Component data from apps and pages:
****************************************
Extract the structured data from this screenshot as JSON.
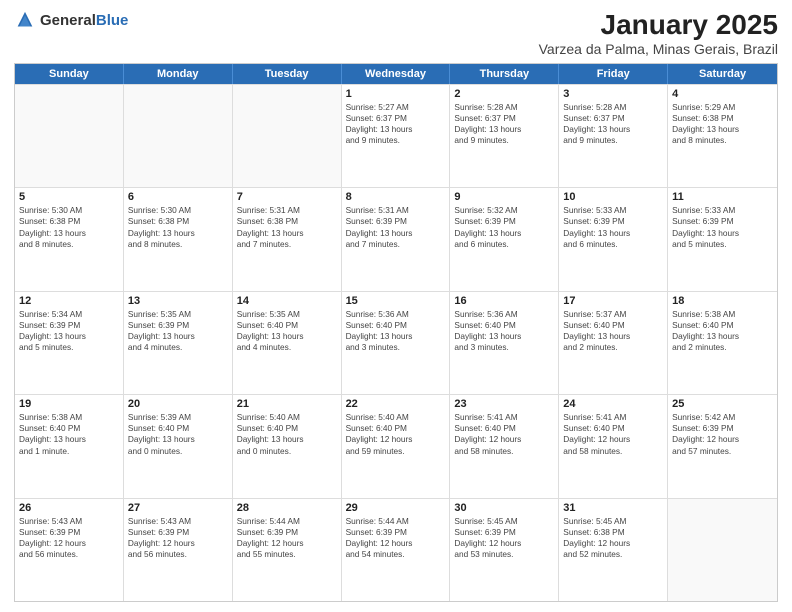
{
  "logo": {
    "text_general": "General",
    "text_blue": "Blue"
  },
  "title": "January 2025",
  "subtitle": "Varzea da Palma, Minas Gerais, Brazil",
  "days_of_week": [
    "Sunday",
    "Monday",
    "Tuesday",
    "Wednesday",
    "Thursday",
    "Friday",
    "Saturday"
  ],
  "weeks": [
    [
      {
        "day": "",
        "lines": []
      },
      {
        "day": "",
        "lines": []
      },
      {
        "day": "",
        "lines": []
      },
      {
        "day": "1",
        "lines": [
          "Sunrise: 5:27 AM",
          "Sunset: 6:37 PM",
          "Daylight: 13 hours",
          "and 9 minutes."
        ]
      },
      {
        "day": "2",
        "lines": [
          "Sunrise: 5:28 AM",
          "Sunset: 6:37 PM",
          "Daylight: 13 hours",
          "and 9 minutes."
        ]
      },
      {
        "day": "3",
        "lines": [
          "Sunrise: 5:28 AM",
          "Sunset: 6:37 PM",
          "Daylight: 13 hours",
          "and 9 minutes."
        ]
      },
      {
        "day": "4",
        "lines": [
          "Sunrise: 5:29 AM",
          "Sunset: 6:38 PM",
          "Daylight: 13 hours",
          "and 8 minutes."
        ]
      }
    ],
    [
      {
        "day": "5",
        "lines": [
          "Sunrise: 5:30 AM",
          "Sunset: 6:38 PM",
          "Daylight: 13 hours",
          "and 8 minutes."
        ]
      },
      {
        "day": "6",
        "lines": [
          "Sunrise: 5:30 AM",
          "Sunset: 6:38 PM",
          "Daylight: 13 hours",
          "and 8 minutes."
        ]
      },
      {
        "day": "7",
        "lines": [
          "Sunrise: 5:31 AM",
          "Sunset: 6:38 PM",
          "Daylight: 13 hours",
          "and 7 minutes."
        ]
      },
      {
        "day": "8",
        "lines": [
          "Sunrise: 5:31 AM",
          "Sunset: 6:39 PM",
          "Daylight: 13 hours",
          "and 7 minutes."
        ]
      },
      {
        "day": "9",
        "lines": [
          "Sunrise: 5:32 AM",
          "Sunset: 6:39 PM",
          "Daylight: 13 hours",
          "and 6 minutes."
        ]
      },
      {
        "day": "10",
        "lines": [
          "Sunrise: 5:33 AM",
          "Sunset: 6:39 PM",
          "Daylight: 13 hours",
          "and 6 minutes."
        ]
      },
      {
        "day": "11",
        "lines": [
          "Sunrise: 5:33 AM",
          "Sunset: 6:39 PM",
          "Daylight: 13 hours",
          "and 5 minutes."
        ]
      }
    ],
    [
      {
        "day": "12",
        "lines": [
          "Sunrise: 5:34 AM",
          "Sunset: 6:39 PM",
          "Daylight: 13 hours",
          "and 5 minutes."
        ]
      },
      {
        "day": "13",
        "lines": [
          "Sunrise: 5:35 AM",
          "Sunset: 6:39 PM",
          "Daylight: 13 hours",
          "and 4 minutes."
        ]
      },
      {
        "day": "14",
        "lines": [
          "Sunrise: 5:35 AM",
          "Sunset: 6:40 PM",
          "Daylight: 13 hours",
          "and 4 minutes."
        ]
      },
      {
        "day": "15",
        "lines": [
          "Sunrise: 5:36 AM",
          "Sunset: 6:40 PM",
          "Daylight: 13 hours",
          "and 3 minutes."
        ]
      },
      {
        "day": "16",
        "lines": [
          "Sunrise: 5:36 AM",
          "Sunset: 6:40 PM",
          "Daylight: 13 hours",
          "and 3 minutes."
        ]
      },
      {
        "day": "17",
        "lines": [
          "Sunrise: 5:37 AM",
          "Sunset: 6:40 PM",
          "Daylight: 13 hours",
          "and 2 minutes."
        ]
      },
      {
        "day": "18",
        "lines": [
          "Sunrise: 5:38 AM",
          "Sunset: 6:40 PM",
          "Daylight: 13 hours",
          "and 2 minutes."
        ]
      }
    ],
    [
      {
        "day": "19",
        "lines": [
          "Sunrise: 5:38 AM",
          "Sunset: 6:40 PM",
          "Daylight: 13 hours",
          "and 1 minute."
        ]
      },
      {
        "day": "20",
        "lines": [
          "Sunrise: 5:39 AM",
          "Sunset: 6:40 PM",
          "Daylight: 13 hours",
          "and 0 minutes."
        ]
      },
      {
        "day": "21",
        "lines": [
          "Sunrise: 5:40 AM",
          "Sunset: 6:40 PM",
          "Daylight: 13 hours",
          "and 0 minutes."
        ]
      },
      {
        "day": "22",
        "lines": [
          "Sunrise: 5:40 AM",
          "Sunset: 6:40 PM",
          "Daylight: 12 hours",
          "and 59 minutes."
        ]
      },
      {
        "day": "23",
        "lines": [
          "Sunrise: 5:41 AM",
          "Sunset: 6:40 PM",
          "Daylight: 12 hours",
          "and 58 minutes."
        ]
      },
      {
        "day": "24",
        "lines": [
          "Sunrise: 5:41 AM",
          "Sunset: 6:40 PM",
          "Daylight: 12 hours",
          "and 58 minutes."
        ]
      },
      {
        "day": "25",
        "lines": [
          "Sunrise: 5:42 AM",
          "Sunset: 6:39 PM",
          "Daylight: 12 hours",
          "and 57 minutes."
        ]
      }
    ],
    [
      {
        "day": "26",
        "lines": [
          "Sunrise: 5:43 AM",
          "Sunset: 6:39 PM",
          "Daylight: 12 hours",
          "and 56 minutes."
        ]
      },
      {
        "day": "27",
        "lines": [
          "Sunrise: 5:43 AM",
          "Sunset: 6:39 PM",
          "Daylight: 12 hours",
          "and 56 minutes."
        ]
      },
      {
        "day": "28",
        "lines": [
          "Sunrise: 5:44 AM",
          "Sunset: 6:39 PM",
          "Daylight: 12 hours",
          "and 55 minutes."
        ]
      },
      {
        "day": "29",
        "lines": [
          "Sunrise: 5:44 AM",
          "Sunset: 6:39 PM",
          "Daylight: 12 hours",
          "and 54 minutes."
        ]
      },
      {
        "day": "30",
        "lines": [
          "Sunrise: 5:45 AM",
          "Sunset: 6:39 PM",
          "Daylight: 12 hours",
          "and 53 minutes."
        ]
      },
      {
        "day": "31",
        "lines": [
          "Sunrise: 5:45 AM",
          "Sunset: 6:38 PM",
          "Daylight: 12 hours",
          "and 52 minutes."
        ]
      },
      {
        "day": "",
        "lines": []
      }
    ]
  ]
}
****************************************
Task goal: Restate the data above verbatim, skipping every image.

Solution below:
Extract the structured data from this screenshot as JSON.
{
  "logo": {
    "text_general": "General",
    "text_blue": "Blue"
  },
  "title": "January 2025",
  "subtitle": "Varzea da Palma, Minas Gerais, Brazil",
  "days_of_week": [
    "Sunday",
    "Monday",
    "Tuesday",
    "Wednesday",
    "Thursday",
    "Friday",
    "Saturday"
  ],
  "weeks": [
    [
      {
        "day": "",
        "lines": []
      },
      {
        "day": "",
        "lines": []
      },
      {
        "day": "",
        "lines": []
      },
      {
        "day": "1",
        "lines": [
          "Sunrise: 5:27 AM",
          "Sunset: 6:37 PM",
          "Daylight: 13 hours",
          "and 9 minutes."
        ]
      },
      {
        "day": "2",
        "lines": [
          "Sunrise: 5:28 AM",
          "Sunset: 6:37 PM",
          "Daylight: 13 hours",
          "and 9 minutes."
        ]
      },
      {
        "day": "3",
        "lines": [
          "Sunrise: 5:28 AM",
          "Sunset: 6:37 PM",
          "Daylight: 13 hours",
          "and 9 minutes."
        ]
      },
      {
        "day": "4",
        "lines": [
          "Sunrise: 5:29 AM",
          "Sunset: 6:38 PM",
          "Daylight: 13 hours",
          "and 8 minutes."
        ]
      }
    ],
    [
      {
        "day": "5",
        "lines": [
          "Sunrise: 5:30 AM",
          "Sunset: 6:38 PM",
          "Daylight: 13 hours",
          "and 8 minutes."
        ]
      },
      {
        "day": "6",
        "lines": [
          "Sunrise: 5:30 AM",
          "Sunset: 6:38 PM",
          "Daylight: 13 hours",
          "and 8 minutes."
        ]
      },
      {
        "day": "7",
        "lines": [
          "Sunrise: 5:31 AM",
          "Sunset: 6:38 PM",
          "Daylight: 13 hours",
          "and 7 minutes."
        ]
      },
      {
        "day": "8",
        "lines": [
          "Sunrise: 5:31 AM",
          "Sunset: 6:39 PM",
          "Daylight: 13 hours",
          "and 7 minutes."
        ]
      },
      {
        "day": "9",
        "lines": [
          "Sunrise: 5:32 AM",
          "Sunset: 6:39 PM",
          "Daylight: 13 hours",
          "and 6 minutes."
        ]
      },
      {
        "day": "10",
        "lines": [
          "Sunrise: 5:33 AM",
          "Sunset: 6:39 PM",
          "Daylight: 13 hours",
          "and 6 minutes."
        ]
      },
      {
        "day": "11",
        "lines": [
          "Sunrise: 5:33 AM",
          "Sunset: 6:39 PM",
          "Daylight: 13 hours",
          "and 5 minutes."
        ]
      }
    ],
    [
      {
        "day": "12",
        "lines": [
          "Sunrise: 5:34 AM",
          "Sunset: 6:39 PM",
          "Daylight: 13 hours",
          "and 5 minutes."
        ]
      },
      {
        "day": "13",
        "lines": [
          "Sunrise: 5:35 AM",
          "Sunset: 6:39 PM",
          "Daylight: 13 hours",
          "and 4 minutes."
        ]
      },
      {
        "day": "14",
        "lines": [
          "Sunrise: 5:35 AM",
          "Sunset: 6:40 PM",
          "Daylight: 13 hours",
          "and 4 minutes."
        ]
      },
      {
        "day": "15",
        "lines": [
          "Sunrise: 5:36 AM",
          "Sunset: 6:40 PM",
          "Daylight: 13 hours",
          "and 3 minutes."
        ]
      },
      {
        "day": "16",
        "lines": [
          "Sunrise: 5:36 AM",
          "Sunset: 6:40 PM",
          "Daylight: 13 hours",
          "and 3 minutes."
        ]
      },
      {
        "day": "17",
        "lines": [
          "Sunrise: 5:37 AM",
          "Sunset: 6:40 PM",
          "Daylight: 13 hours",
          "and 2 minutes."
        ]
      },
      {
        "day": "18",
        "lines": [
          "Sunrise: 5:38 AM",
          "Sunset: 6:40 PM",
          "Daylight: 13 hours",
          "and 2 minutes."
        ]
      }
    ],
    [
      {
        "day": "19",
        "lines": [
          "Sunrise: 5:38 AM",
          "Sunset: 6:40 PM",
          "Daylight: 13 hours",
          "and 1 minute."
        ]
      },
      {
        "day": "20",
        "lines": [
          "Sunrise: 5:39 AM",
          "Sunset: 6:40 PM",
          "Daylight: 13 hours",
          "and 0 minutes."
        ]
      },
      {
        "day": "21",
        "lines": [
          "Sunrise: 5:40 AM",
          "Sunset: 6:40 PM",
          "Daylight: 13 hours",
          "and 0 minutes."
        ]
      },
      {
        "day": "22",
        "lines": [
          "Sunrise: 5:40 AM",
          "Sunset: 6:40 PM",
          "Daylight: 12 hours",
          "and 59 minutes."
        ]
      },
      {
        "day": "23",
        "lines": [
          "Sunrise: 5:41 AM",
          "Sunset: 6:40 PM",
          "Daylight: 12 hours",
          "and 58 minutes."
        ]
      },
      {
        "day": "24",
        "lines": [
          "Sunrise: 5:41 AM",
          "Sunset: 6:40 PM",
          "Daylight: 12 hours",
          "and 58 minutes."
        ]
      },
      {
        "day": "25",
        "lines": [
          "Sunrise: 5:42 AM",
          "Sunset: 6:39 PM",
          "Daylight: 12 hours",
          "and 57 minutes."
        ]
      }
    ],
    [
      {
        "day": "26",
        "lines": [
          "Sunrise: 5:43 AM",
          "Sunset: 6:39 PM",
          "Daylight: 12 hours",
          "and 56 minutes."
        ]
      },
      {
        "day": "27",
        "lines": [
          "Sunrise: 5:43 AM",
          "Sunset: 6:39 PM",
          "Daylight: 12 hours",
          "and 56 minutes."
        ]
      },
      {
        "day": "28",
        "lines": [
          "Sunrise: 5:44 AM",
          "Sunset: 6:39 PM",
          "Daylight: 12 hours",
          "and 55 minutes."
        ]
      },
      {
        "day": "29",
        "lines": [
          "Sunrise: 5:44 AM",
          "Sunset: 6:39 PM",
          "Daylight: 12 hours",
          "and 54 minutes."
        ]
      },
      {
        "day": "30",
        "lines": [
          "Sunrise: 5:45 AM",
          "Sunset: 6:39 PM",
          "Daylight: 12 hours",
          "and 53 minutes."
        ]
      },
      {
        "day": "31",
        "lines": [
          "Sunrise: 5:45 AM",
          "Sunset: 6:38 PM",
          "Daylight: 12 hours",
          "and 52 minutes."
        ]
      },
      {
        "day": "",
        "lines": []
      }
    ]
  ]
}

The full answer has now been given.